If you want to be the highest paid at your postion, don't sign long term contracts. Someone else will pass you by within a year or two. Haven't we seen this before? It isn't rocket science. If a player/agent really thinks they are going to be one of the best, keep the contracts short you have more options. Teams want the long term because it serves them better.” -- mrbscot
If most of you mo-rons were good enough at what you do, you would be able to DEMAND more money for your craft. Since you aren't, don't be mad because someone else is. Johnson deserves top 3 WR money... period. If NFL franchises took more pride in their top talent, you wouldn't see many holdouts. The NFL does not often, take care of their own.” -- 0ptimuspr1m3
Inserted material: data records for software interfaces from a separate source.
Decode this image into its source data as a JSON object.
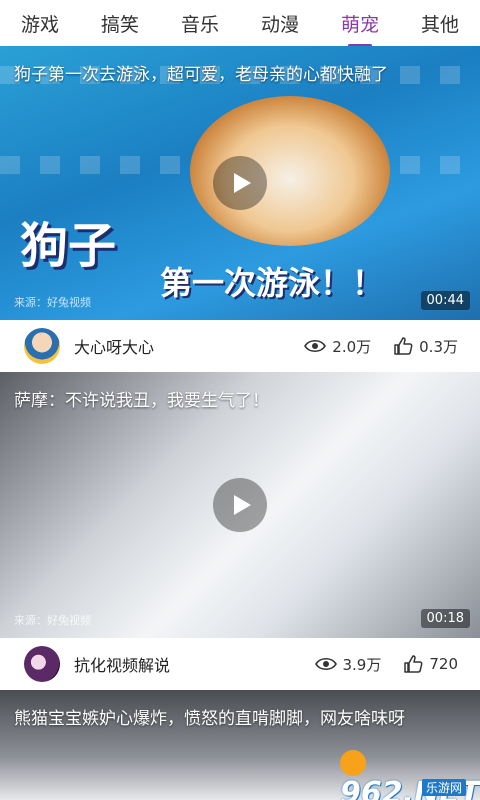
{
  "tabs": [
    {
      "label": "游戏"
    },
    {
      "label": "搞笑"
    },
    {
      "label": "音乐"
    },
    {
      "label": "动漫"
    },
    {
      "label": "萌宠",
      "active": true
    },
    {
      "label": "其他"
    }
  ],
  "accent_color": "#8a3ba3",
  "videos": [
    {
      "title": "狗子第一次去游泳，超可爱，老母亲的心都快融了",
      "overlay_big": "狗子",
      "overlay_small": "第一次游泳！！",
      "source": "来源：好兔视频",
      "duration": "00:44",
      "author": "大心呀大心",
      "views": "2.0万",
      "likes": "0.3万"
    },
    {
      "title": "萨摩：不许说我丑，我要生气了！",
      "source": "来源：好兔视频",
      "duration": "00:18",
      "author": "抗化视频解说",
      "views": "3.9万",
      "likes": "720"
    },
    {
      "title": "熊猫宝宝嫉妒心爆炸，愤怒的直啃脚脚，网友啥味呀"
    }
  ],
  "watermark": {
    "number": "962",
    "suffix": ".NET",
    "sub": "乐游网"
  }
}
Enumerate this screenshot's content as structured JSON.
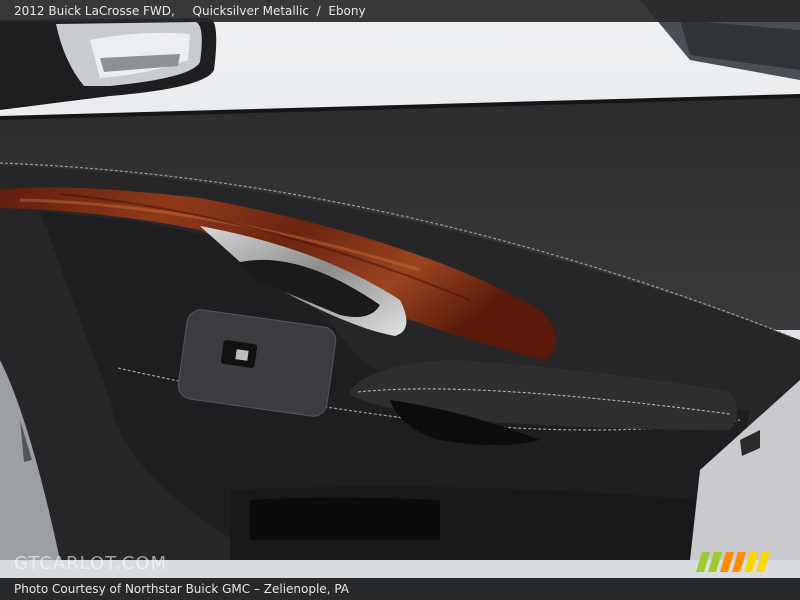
{
  "header": {
    "vehicle": "2012 Buick LaCrosse FWD",
    "exterior": "Quicksilver Metallic",
    "interior": "Ebony"
  },
  "footer": {
    "credit": "Photo Courtesy of Northstar Buick GMC – Zelienople, PA"
  },
  "watermark": "GTCARLOT.COM",
  "logo_colors": [
    "#9acd32",
    "#ff8c00",
    "#ffd700"
  ]
}
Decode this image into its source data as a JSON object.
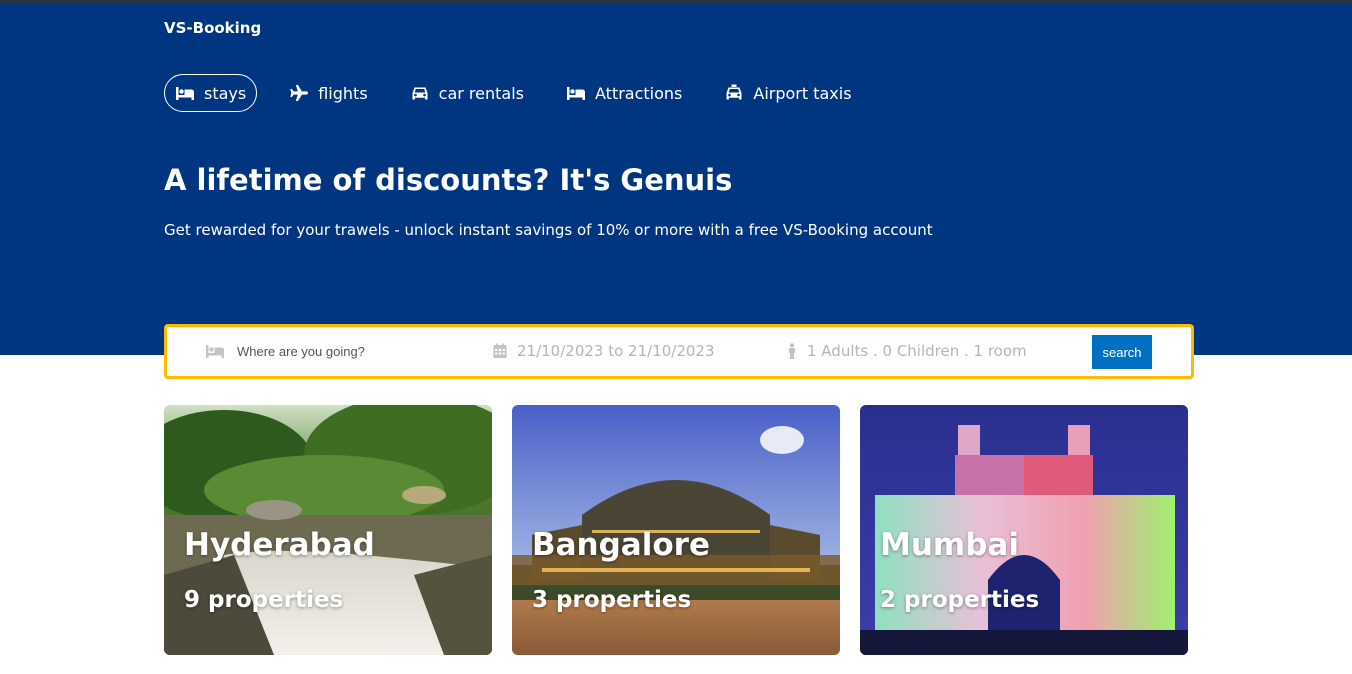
{
  "app": {
    "brand": "VS-Booking"
  },
  "nav": {
    "items": [
      {
        "label": "stays",
        "icon": "bed-icon",
        "active": true
      },
      {
        "label": "flights",
        "icon": "plane-icon",
        "active": false
      },
      {
        "label": "car rentals",
        "icon": "car-icon",
        "active": false
      },
      {
        "label": "Attractions",
        "icon": "bed-icon",
        "active": false
      },
      {
        "label": "Airport taxis",
        "icon": "taxi-icon",
        "active": false
      }
    ]
  },
  "hero": {
    "title": "A lifetime of discounts? It's Genuis",
    "subtitle": "Get rewarded for your trawels - unlock instant savings of 10% or more with a free VS-Booking account"
  },
  "search": {
    "destination_placeholder": "Where are you going?",
    "destination_value": "",
    "date_range": "21/10/2023 to 21/10/2023",
    "guests": "1 Adults . 0 Children . 1 room",
    "button_label": "search"
  },
  "featured": [
    {
      "city": "Hyderabad",
      "properties": "9 properties"
    },
    {
      "city": "Bangalore",
      "properties": "3 properties"
    },
    {
      "city": "Mumbai",
      "properties": "2 properties"
    }
  ],
  "colors": {
    "hero_bg": "#003580",
    "search_border": "#febb02",
    "button_bg": "#0071c2"
  }
}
Terrell Owens did Sunday what only six wide receivers in NFL history have done. No, it doesn't have anything to do with the all-time leaders in alienated teammates; he's long been in a class all his own there. But with four catches in the Bills' 31-3 loss to the Falcons, Owens became just the sixth player with 1,000 career receptions.
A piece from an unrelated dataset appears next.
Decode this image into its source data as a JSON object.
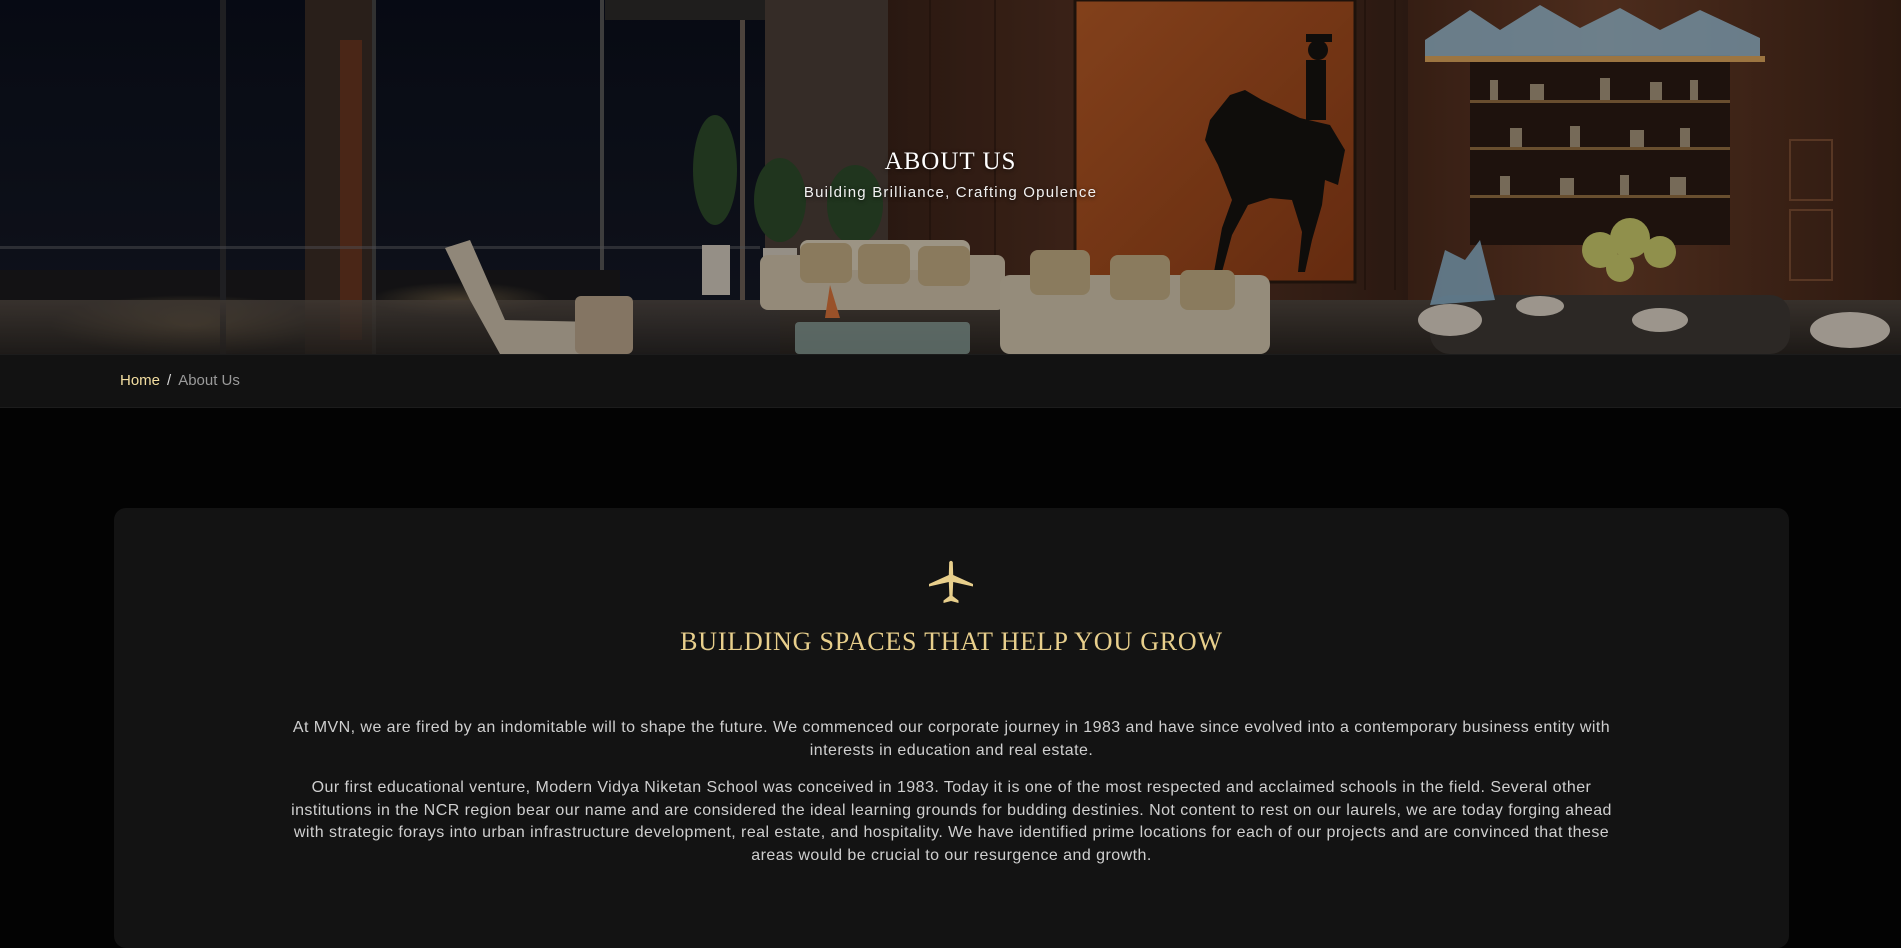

As Owens' star burns toward its inevitable end -- with or without an ensuing supernova -- this milestone seems like as good a prompt as any to ponder his place in the cosmos of NFL receivers. Did all the drama -- 74 percent of voters rate him a more controversial product of a 1996 draft than Allen Iverson and Ray Lewis -- detract from one of the greatest wideouts of all time? Or are his numbers merely the product of the era in which he played?
Doug (Westwood, CA)
Now that he has 1,000 career catches, is Terrell Owens safely headed to the Hall of Fame in his first year of eligibility?
"First Take" analyst Drew Bennett
Add 1,000 catches to the 3rd most TDs all-time, I think he's a safe bet. Full transcript
Should we offer a moment of silence for fantasy football owners coming to the realization that Saints safety Darren Sharper has scored more touchdowns this season than Steven Jackson, Brandon Jacobs or Anquan Boldin?
The Saints are just outside the top 10 in total defense at the moment, which is kind of remarkable when you think about how often their opponents have the whole field to work with after yet another Saints touchdown and yet another Saints kickoff. Sharper may not be the sole reason for the success, given that he shares the field with guys like Charles Grant and Jonathan Vilma, but as a newcomer with a league-best six interceptions and three touchdowns, he's becoming the face of it.
When push comes to shove, 67 percent of SportsNation prefers a great defense to a great offense. But are you ready to give a guy like Sharper MVP consideration?